● **MATERIAL FOR THE TASK**:
%%
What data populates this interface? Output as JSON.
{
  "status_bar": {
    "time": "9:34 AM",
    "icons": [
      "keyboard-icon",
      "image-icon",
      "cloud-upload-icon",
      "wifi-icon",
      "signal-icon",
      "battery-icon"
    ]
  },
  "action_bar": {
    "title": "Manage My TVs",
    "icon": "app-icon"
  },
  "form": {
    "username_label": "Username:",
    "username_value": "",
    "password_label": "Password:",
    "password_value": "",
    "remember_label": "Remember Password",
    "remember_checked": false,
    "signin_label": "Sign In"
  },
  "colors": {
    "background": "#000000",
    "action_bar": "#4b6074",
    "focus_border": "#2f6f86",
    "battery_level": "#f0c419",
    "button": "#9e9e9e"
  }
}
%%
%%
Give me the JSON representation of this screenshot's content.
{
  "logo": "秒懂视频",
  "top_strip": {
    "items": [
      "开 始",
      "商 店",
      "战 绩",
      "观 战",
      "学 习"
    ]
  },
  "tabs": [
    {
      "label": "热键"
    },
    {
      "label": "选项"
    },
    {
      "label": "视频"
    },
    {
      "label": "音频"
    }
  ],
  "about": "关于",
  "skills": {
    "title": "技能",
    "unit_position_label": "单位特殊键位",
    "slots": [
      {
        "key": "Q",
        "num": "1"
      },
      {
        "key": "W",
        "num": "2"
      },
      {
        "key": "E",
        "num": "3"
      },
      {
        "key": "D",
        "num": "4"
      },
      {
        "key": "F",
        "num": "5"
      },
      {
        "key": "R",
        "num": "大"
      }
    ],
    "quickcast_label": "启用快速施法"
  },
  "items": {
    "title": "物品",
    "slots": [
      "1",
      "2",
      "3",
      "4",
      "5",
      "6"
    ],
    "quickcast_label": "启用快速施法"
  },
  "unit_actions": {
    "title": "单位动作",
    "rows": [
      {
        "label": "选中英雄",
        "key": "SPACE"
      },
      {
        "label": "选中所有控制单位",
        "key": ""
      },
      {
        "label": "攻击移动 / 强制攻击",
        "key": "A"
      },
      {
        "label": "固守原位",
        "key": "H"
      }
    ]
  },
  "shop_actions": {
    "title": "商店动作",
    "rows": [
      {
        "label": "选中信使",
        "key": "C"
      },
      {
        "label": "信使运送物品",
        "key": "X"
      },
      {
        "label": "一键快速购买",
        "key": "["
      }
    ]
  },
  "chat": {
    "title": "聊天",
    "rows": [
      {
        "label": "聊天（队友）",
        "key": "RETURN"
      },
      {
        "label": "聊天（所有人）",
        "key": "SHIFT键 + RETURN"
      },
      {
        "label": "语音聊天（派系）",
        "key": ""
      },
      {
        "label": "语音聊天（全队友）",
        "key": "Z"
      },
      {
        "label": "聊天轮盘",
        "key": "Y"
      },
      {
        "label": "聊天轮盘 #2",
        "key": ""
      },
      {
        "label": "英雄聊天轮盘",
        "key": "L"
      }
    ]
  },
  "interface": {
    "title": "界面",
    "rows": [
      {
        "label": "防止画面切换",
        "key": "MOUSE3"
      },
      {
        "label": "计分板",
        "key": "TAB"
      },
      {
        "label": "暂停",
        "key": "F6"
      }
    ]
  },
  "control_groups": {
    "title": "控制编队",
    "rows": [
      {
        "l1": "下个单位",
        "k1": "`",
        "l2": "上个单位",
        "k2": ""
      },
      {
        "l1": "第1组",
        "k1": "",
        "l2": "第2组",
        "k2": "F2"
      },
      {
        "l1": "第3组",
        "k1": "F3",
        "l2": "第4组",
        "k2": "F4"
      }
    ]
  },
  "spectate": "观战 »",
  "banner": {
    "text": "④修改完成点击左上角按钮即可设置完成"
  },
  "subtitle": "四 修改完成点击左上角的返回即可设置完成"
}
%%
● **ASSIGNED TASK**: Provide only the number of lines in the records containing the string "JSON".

● **RESPONSE**: 2